In order to keep tabs on how each piece of the puzzle fits, the staff members in Moraga use a planning spreadsheet that sets out planning goals on a month-by-month basis to ensure everything is covered. “It is the best way to make sure there is proper communication between town staff regarding who is responsible for what,” says Brandt. “This is especially useful when different departments have different responsibilities to ensure the success of an event. We find it is essential to have the park maintenance staff at the table from the get-go.”
When a July Fourth planning committee discusses any significant changes to the event layout, mapping, or logistics, the parks maintenance crew and public works crew weigh in. They are often the victims of circumstance when someone makes a decision in a void and creates a situation that crews in the field are forced to deal with.
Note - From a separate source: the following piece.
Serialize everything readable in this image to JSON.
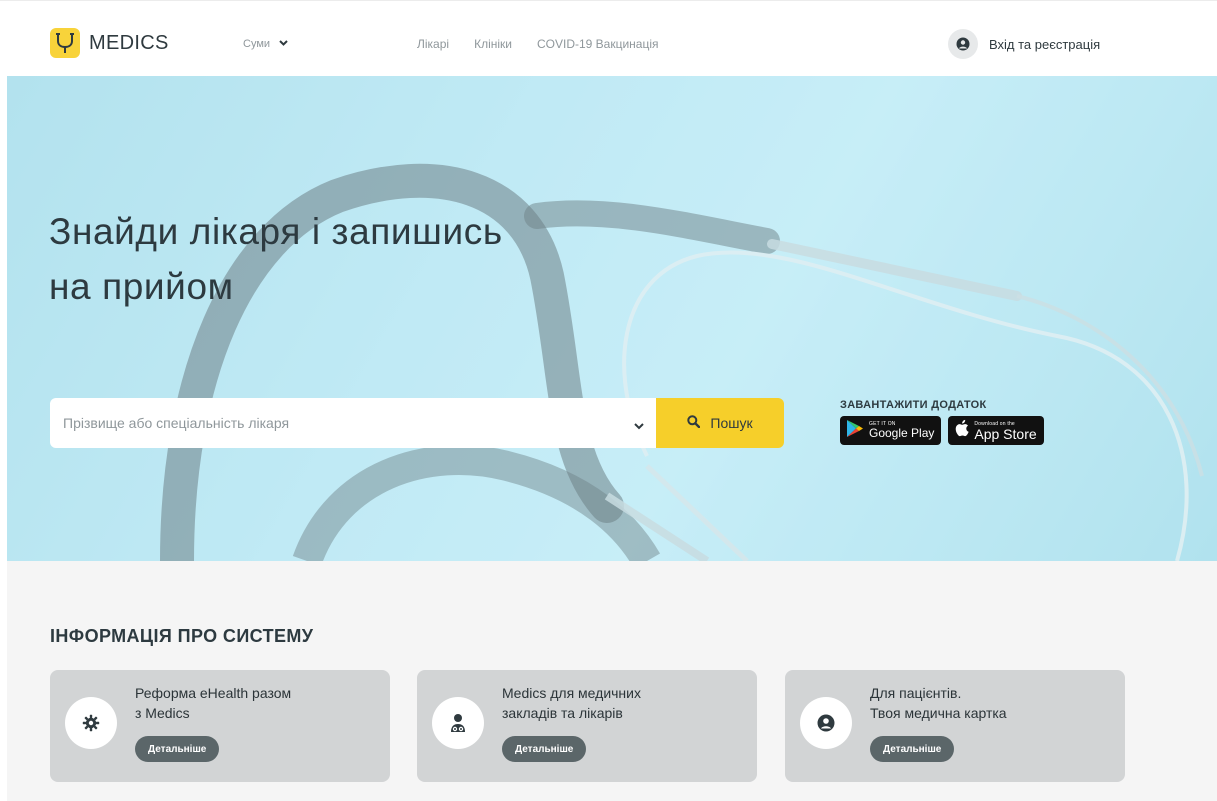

These potential disasters can be headed off with proper planning. “Sometimes, the best ideas are hindered by things such as logistics, access, or electricity limitations, and it’s always best to know that up front before you get too far into planning,” Brandt says.
The Moraga July Fourth events are very popular with the citizens, but that comes with a price. “While it is fabulous that this is a very well-attended event … successful events often mean a significant impact on our facilities and additional use and wear and tear on one of our significant parks,” notes Brandt. “This often means that the parks maintenance crew has to ensure a little extra TLC to accommodate the additional usage.”
Another anticipated consequence of this successful event is that it requires the staff to work a longer, harder day than usual. Staffing these events in Moraga often means overtime hours for maintenance staff. “It is generally the staff’s choice whether they earn overtime pay, compensatory time, or flex their time and try to take a day off later in the week,” says Brandt. “We do our best to make sure employees are able to take a vacation sometime in the weeks following the event so they have time to rest and recoup and enjoy a little time away during the summer months.”
The parks maintenance crew is solely responsible for substantial work in prepping the Fourth event site the week before, and the crew also assists with setting up booths, equipment, and other requirements. It provides staff during the event to assist with trash and recycling pickup. All staff members are responsible for maintenance-type functions during the event.
And A Lot Of Help
Like so many other cities, when it comes to staffing the cleanup portion after the Fourth, it’s all-hands-on-deck. However, there never seems to be enough staff. What is Moraga’s secret weapon? “Volunteers … lots and lots of volunteers,” Brandt says. “We rely on our community volunteers and organized service groups (both youth and adult) to help keep the event site clean during the event and then, of course, following it.”
Brandt suggests it is wise to work early in the planning with vendors that are providing food or those at community booths so they have a clear understanding of the expectations when it comes to cleanup to avoid putting undue work on the crew. “At the end of the day, when the booths and tables are broken down, it’s the worst when you find excess trash and boxes left behind by vendors,” she says. She adds that ensuring enough trash and recycling receptacles are available can help encourage vendors and the public to make their best effort in leaving the facility in good condition.
Another excellent point is one that is too often overlooked. “It is wise to hold a follow-up meeting after such a large event and do this right away while everything is still fresh in your mind,” she advises. “Jot down notes and suggestions for next year’s event to make sure it runs even smoother.”
Many of the events and activities at contemporary July Fourth events were unconceived at the birth of the nation; in President Adams’ day, dog parades would have been scoffed at, and parks and rec wasn’t even a thing yet. But if it had been, you can bet the parks maintenance professionals would have been at the table, engaged in planning and helping to ring in freedom on the Fourth.
Randy Gaddo, a retired Marine who also served for 15 years in municipal parks and recreation, is now a full-time photojournalist who lives in Bay Minette, Ala.; he can be reached at (678) 350-8642 or email firstname.lastname@example.org.